Task prompt: Every entry that follows should be output exactly, and every image in it left out.

*** Opening of Data section ***

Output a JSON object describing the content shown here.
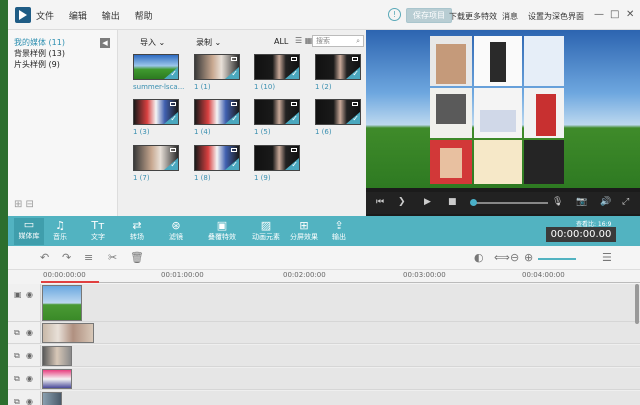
{
  "menu": [
    "文件",
    "编辑",
    "输出",
    "帮助"
  ],
  "titlebar": {
    "save_project": "保存项目",
    "download_effects": "下载更多特效",
    "messages": "消息",
    "set_default": "设置为深色界面"
  },
  "library": {
    "items": [
      {
        "label": "我的媒体 (11)",
        "active": true
      },
      {
        "label": "背景样例 (13)",
        "active": false
      },
      {
        "label": "片头样例 (9)",
        "active": false
      }
    ]
  },
  "media_toolbar": {
    "import": "导入",
    "record": "录制",
    "all": "ALL",
    "search_placeholder": "搜索"
  },
  "media_items": [
    {
      "label": "summer-lsca...",
      "kind": "landscape"
    },
    {
      "label": "1 (1)",
      "kind": "people"
    },
    {
      "label": "1 (10)",
      "kind": "dark"
    },
    {
      "label": "1 (2)",
      "kind": "dark"
    },
    {
      "label": "1 (3)",
      "kind": "poster"
    },
    {
      "label": "1 (4)",
      "kind": "poster"
    },
    {
      "label": "1 (5)",
      "kind": "dark"
    },
    {
      "label": "1 (6)",
      "kind": "dark"
    },
    {
      "label": "1 (7)",
      "kind": "people"
    },
    {
      "label": "1 (8)",
      "kind": "poster"
    },
    {
      "label": "1 (9)",
      "kind": "dark"
    }
  ],
  "toolbar": {
    "tools": [
      "媒体库",
      "音乐",
      "文字",
      "转场",
      "滤镜",
      "叠覆特效",
      "动画元素",
      "分屏效果",
      "输出"
    ],
    "timecode_label": "查看比: 16:9",
    "timecode": "00:00:00.00"
  },
  "timeline": {
    "ticks": [
      "00:00:00:00",
      "00:01:00:00",
      "00:02:00:00",
      "00:03:00:00",
      "00:04:00:00"
    ]
  },
  "colors": {
    "accent": "#52b3c1",
    "check": "#4aa8bf"
  }
}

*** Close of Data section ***

Result of the task:
Output a JSON object describing the content shown here.
{
  "menu": [
    "文件",
    "编辑",
    "输出",
    "帮助"
  ],
  "titlebar": {
    "save_project": "保存项目",
    "download_effects": "下载更多特效",
    "messages": "消息",
    "set_default": "设置为深色界面"
  },
  "library": {
    "items": [
      {
        "label": "我的媒体 (11)",
        "active": true
      },
      {
        "label": "背景样例 (13)",
        "active": false
      },
      {
        "label": "片头样例 (9)",
        "active": false
      }
    ]
  },
  "media_toolbar": {
    "import": "导入",
    "record": "录制",
    "all": "ALL",
    "search_placeholder": "搜索"
  },
  "media_items": [
    {
      "label": "summer-lsca...",
      "kind": "landscape"
    },
    {
      "label": "1 (1)",
      "kind": "people"
    },
    {
      "label": "1 (10)",
      "kind": "dark"
    },
    {
      "label": "1 (2)",
      "kind": "dark"
    },
    {
      "label": "1 (3)",
      "kind": "poster"
    },
    {
      "label": "1 (4)",
      "kind": "poster"
    },
    {
      "label": "1 (5)",
      "kind": "dark"
    },
    {
      "label": "1 (6)",
      "kind": "dark"
    },
    {
      "label": "1 (7)",
      "kind": "people"
    },
    {
      "label": "1 (8)",
      "kind": "poster"
    },
    {
      "label": "1 (9)",
      "kind": "dark"
    }
  ],
  "toolbar": {
    "tools": [
      "媒体库",
      "音乐",
      "文字",
      "转场",
      "滤镜",
      "叠覆特效",
      "动画元素",
      "分屏效果",
      "输出"
    ],
    "timecode_label": "查看比: 16:9",
    "timecode": "00:00:00.00"
  },
  "timeline": {
    "ticks": [
      "00:00:00:00",
      "00:01:00:00",
      "00:02:00:00",
      "00:03:00:00",
      "00:04:00:00"
    ]
  },
  "colors": {
    "accent": "#52b3c1",
    "check": "#4aa8bf"
  }
}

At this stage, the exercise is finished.